=== Exercise aim ===
An exact copy of the records below is needed, with every picture left out.

=== Record set ===
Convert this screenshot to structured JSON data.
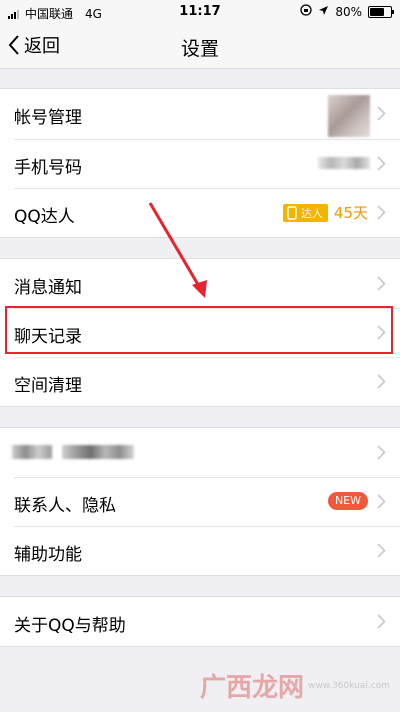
{
  "status_bar": {
    "carrier": "中国联通",
    "network": "4G",
    "time": "11:17",
    "battery": "80%",
    "battery_level": 0.8
  },
  "nav": {
    "back_label": "返回",
    "title": "设置"
  },
  "group1": {
    "account_label": "帐号管理",
    "phone_label": "手机号码",
    "qq_label": "QQ达人",
    "qq_badge_text": "达人",
    "qq_days": "45天"
  },
  "group2": {
    "notify_label": "消息通知",
    "chat_label": "聊天记录",
    "space_label": "空间清理"
  },
  "group3": {
    "contacts_label": "联系人、隐私",
    "new_badge": "NEW",
    "assist_label": "辅助功能"
  },
  "group4": {
    "about_label": "关于QQ与帮助"
  },
  "watermark": {
    "text": "广西龙网",
    "small": "www.360kuai.com"
  },
  "colors": {
    "highlight": "#e8232c",
    "accent_orange": "#f4b400",
    "new_badge": "#f05a3c",
    "background": "#efeff4"
  }
}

=== Exercise answer ===
Convert this screenshot to structured JSON data.
{
  "status_bar": {
    "carrier": "中国联通",
    "network": "4G",
    "time": "11:17",
    "battery": "80%",
    "battery_level": 0.8
  },
  "nav": {
    "back_label": "返回",
    "title": "设置"
  },
  "group1": {
    "account_label": "帐号管理",
    "phone_label": "手机号码",
    "qq_label": "QQ达人",
    "qq_badge_text": "达人",
    "qq_days": "45天"
  },
  "group2": {
    "notify_label": "消息通知",
    "chat_label": "聊天记录",
    "space_label": "空间清理"
  },
  "group3": {
    "contacts_label": "联系人、隐私",
    "new_badge": "NEW",
    "assist_label": "辅助功能"
  },
  "group4": {
    "about_label": "关于QQ与帮助"
  },
  "watermark": {
    "text": "广西龙网",
    "small": "www.360kuai.com"
  },
  "colors": {
    "highlight": "#e8232c",
    "accent_orange": "#f4b400",
    "new_badge": "#f05a3c",
    "background": "#efeff4"
  }
}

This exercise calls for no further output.